Developed by Sir Martin Ryle back in 1952, can aperture synthesis be used to make radio telescopes finally “see” celestial objects when before it can only “hear” them?
By: Ringo Bones
When the Rayleigh Criterion is taken into account, radio telescopes seem to “hear” rather than actually “see” the celestial objects of interest they are aimed at due to the much longer wavelengths of the radio spectrum in comparison to the optical / visible light part of the electromagnetic spectrum. This is the reason why RADAR or radio wave-based imagery of the universe has always been inferior in resolution terms in comparison to optical astronomy. The most obvious solution is to make ever-larger radio telescope dish antennas so that their resolution capabilities would equal that of optical telescopes, but that presents its own problems. Even the 1,000-foot diameter RADAR dish in Arecibo, Puerto Rico - in imaging terms - still cannot match the detail resolution of the human eye, and making ever bigger dishes presents its own problems.
Since radio astronomy began, astronomers had been constructing ever-larger dish antennas in an attempt to detect radio emissions from objects millions of light years away from Earth where the optical portion of the electromagnetic spectrum – i.e. visible light – cannot be picked up by optical telescopes. Radio astronomers knew, however, that to “see” into more distant objects would require the construction of antennas several miles wide. And it had taken awhile for radio astronomy to rival that of its optical sibling in resolution terms.

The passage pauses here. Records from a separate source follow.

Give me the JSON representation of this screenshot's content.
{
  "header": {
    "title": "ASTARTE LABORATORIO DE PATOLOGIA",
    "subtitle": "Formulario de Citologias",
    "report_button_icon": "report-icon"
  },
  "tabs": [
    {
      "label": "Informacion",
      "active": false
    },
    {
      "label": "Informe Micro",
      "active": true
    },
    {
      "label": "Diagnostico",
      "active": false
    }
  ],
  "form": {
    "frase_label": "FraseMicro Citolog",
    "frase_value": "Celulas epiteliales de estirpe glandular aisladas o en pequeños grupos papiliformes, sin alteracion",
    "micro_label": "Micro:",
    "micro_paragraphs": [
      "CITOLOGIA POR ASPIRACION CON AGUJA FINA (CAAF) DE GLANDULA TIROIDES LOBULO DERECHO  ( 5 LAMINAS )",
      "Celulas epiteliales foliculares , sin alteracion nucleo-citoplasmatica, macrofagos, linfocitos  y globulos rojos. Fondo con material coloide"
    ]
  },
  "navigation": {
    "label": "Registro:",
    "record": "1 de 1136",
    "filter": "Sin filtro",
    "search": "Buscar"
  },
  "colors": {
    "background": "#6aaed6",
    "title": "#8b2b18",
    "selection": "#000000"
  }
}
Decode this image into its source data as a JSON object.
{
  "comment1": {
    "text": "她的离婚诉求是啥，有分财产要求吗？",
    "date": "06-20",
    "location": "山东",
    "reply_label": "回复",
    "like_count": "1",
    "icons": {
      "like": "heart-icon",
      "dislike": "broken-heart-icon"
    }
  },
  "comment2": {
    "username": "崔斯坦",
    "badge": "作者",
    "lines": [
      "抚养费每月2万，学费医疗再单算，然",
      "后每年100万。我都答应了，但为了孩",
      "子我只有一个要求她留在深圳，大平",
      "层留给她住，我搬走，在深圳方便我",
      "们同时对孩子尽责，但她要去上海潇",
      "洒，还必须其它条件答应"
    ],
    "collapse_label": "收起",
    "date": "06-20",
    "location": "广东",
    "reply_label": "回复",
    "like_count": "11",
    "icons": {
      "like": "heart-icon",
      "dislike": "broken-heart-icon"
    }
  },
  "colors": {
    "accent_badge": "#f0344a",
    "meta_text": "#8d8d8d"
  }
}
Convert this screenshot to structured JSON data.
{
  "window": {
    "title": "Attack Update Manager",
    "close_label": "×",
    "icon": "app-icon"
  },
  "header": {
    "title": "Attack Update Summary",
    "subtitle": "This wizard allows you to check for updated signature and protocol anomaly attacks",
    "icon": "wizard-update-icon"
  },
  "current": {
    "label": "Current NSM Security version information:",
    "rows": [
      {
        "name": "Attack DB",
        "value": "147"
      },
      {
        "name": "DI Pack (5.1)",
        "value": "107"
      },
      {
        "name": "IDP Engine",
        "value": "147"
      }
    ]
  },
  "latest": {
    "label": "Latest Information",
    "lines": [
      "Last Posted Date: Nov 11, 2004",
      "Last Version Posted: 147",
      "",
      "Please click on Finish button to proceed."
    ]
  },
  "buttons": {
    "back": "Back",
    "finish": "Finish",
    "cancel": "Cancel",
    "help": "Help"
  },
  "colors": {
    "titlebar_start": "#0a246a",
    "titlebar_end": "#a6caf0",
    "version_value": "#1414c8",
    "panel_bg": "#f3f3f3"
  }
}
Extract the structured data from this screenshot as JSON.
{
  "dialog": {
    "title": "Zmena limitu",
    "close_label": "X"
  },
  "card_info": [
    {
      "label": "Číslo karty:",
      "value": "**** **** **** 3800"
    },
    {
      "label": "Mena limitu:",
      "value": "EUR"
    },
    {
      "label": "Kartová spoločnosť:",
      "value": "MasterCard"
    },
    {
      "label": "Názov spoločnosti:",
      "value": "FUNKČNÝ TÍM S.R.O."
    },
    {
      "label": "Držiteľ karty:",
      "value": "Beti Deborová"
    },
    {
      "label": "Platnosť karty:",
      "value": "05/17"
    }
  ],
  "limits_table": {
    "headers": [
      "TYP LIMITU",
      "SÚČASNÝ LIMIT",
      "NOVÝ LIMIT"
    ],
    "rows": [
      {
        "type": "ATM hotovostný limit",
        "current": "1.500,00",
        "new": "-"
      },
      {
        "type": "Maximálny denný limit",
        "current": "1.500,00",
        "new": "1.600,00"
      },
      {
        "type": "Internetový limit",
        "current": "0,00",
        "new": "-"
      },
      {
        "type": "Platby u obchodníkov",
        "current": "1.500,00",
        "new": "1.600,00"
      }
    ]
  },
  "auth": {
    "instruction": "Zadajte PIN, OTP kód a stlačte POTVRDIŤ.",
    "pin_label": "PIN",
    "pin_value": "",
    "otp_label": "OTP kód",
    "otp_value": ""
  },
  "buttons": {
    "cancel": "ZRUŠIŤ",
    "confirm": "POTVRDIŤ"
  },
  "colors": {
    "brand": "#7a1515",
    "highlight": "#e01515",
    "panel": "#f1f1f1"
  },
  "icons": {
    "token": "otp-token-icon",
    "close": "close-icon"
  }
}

Ever since Albert A. Michelson used his interferometer in optical astronomy to bypass the inherent Rayleigh Criterion limitations of reflecting telescope with finite-sized mirrors, radio astronomers have adopted this technique in radio astronomy. The simplest kind of radio interferometer is based on the Michelson interferometer – which consists of two small reflectors. Radio waves arriving at an angle to the baseline of the reflectors reach each other slightly before the other, producing a multi-lobed antenna pattern similar to the fringe pattern in optical interferometers. The farther apart the reflectors, the narrower the width of the lobes – or beams – of the antenna’s radiation pattern, thus greatly increasing the radio telescope’s resolution.
A very example of this type of radio telescope is the California Institute of Technology twin-element interferometer, which consists of two 90-foot steel-mesh parabolic antennas. The antennas are mounted on special vehicles that move along special railroad tracks that can be separated by up to 1,600 feet in either east-west or north-south direction. With a beam-width or acceptance angle as narrow as 0.03 degrees, the telescope is used to record the 960-MHz radio noise in our Milky Way galaxy.
Another type of radio interferometer consists two linear arrays at right angles to each other that electronically compares the fan-shaped beams of the two arrays that result in a single pencil beam being produced that can accurately pinpoint radio sources. Developed in the early 1950s by the Australian radio astronomers W. N. Christiansen and B. Y. Mills. Each array may consist of many dipole antennas (Mills cross), parabolic antennas (Christiansen cross), or a parabolic cylinder.
The Mills cross near Sydney Australia was completed in 1952 and has legs 1,500 feet in length. Later upgraded to a version in 1957 with 3,500-foot legs, and a 1.6-kilometer version. The cross antenna at Stanford University consists of 16 steerable 10-foot parabolic reflectors in a row 375 feet long bisected by a similar row at right angles to it. This antenna is roughly equivalent to a single paraboloidal antenna 375 feet in diameter. Other cross radio telescopes include the Soviet Union’s 0.62-mile (1-kilometer) cross consisting of two parabolic cylinders, while a similar instrument is also found in the University of Bologna in Italy.
Radio interferometer resolution further improved when British astronomer Sir Martin Ryle developed a more effective method called aperture synthesis. He discovered that if he periodically varied the distances between a number of small radio telescopes, they would yield the resolving power of a single mammoth-sized radio telescope. Aperture synthesis was developed over two decades starting in 1952. This technique revolutionized radio astronomy by allowing radio astronomers to achieve an accuracy and resolution rivaling that of optical science. Together with Antony Hewish, Ryle won the Nobel Prize in physics in 1974. The first ever given to astronomers since it began in 1901. In fact, the long time-exposure of Ryle’s telescopes allow “viewing” with a definition so sharp that in the words of the Nobel selection committee: “it corresponds to an observer on Earth being able to see details of a postage stamp on the Moon.”
Years later, aperture synthesis even influenced the development of the US Navy’s Synthetic Aperture RADAR technology that allows their ship and plane based radar systems to achieve the same capabilities to that of the Distant Early Warning (DEW) Line base in Thule, Greenland. Many pundits claim that Synthetic Aperture RADAR is the main technology that made Operation Desert Storm a success in 1991.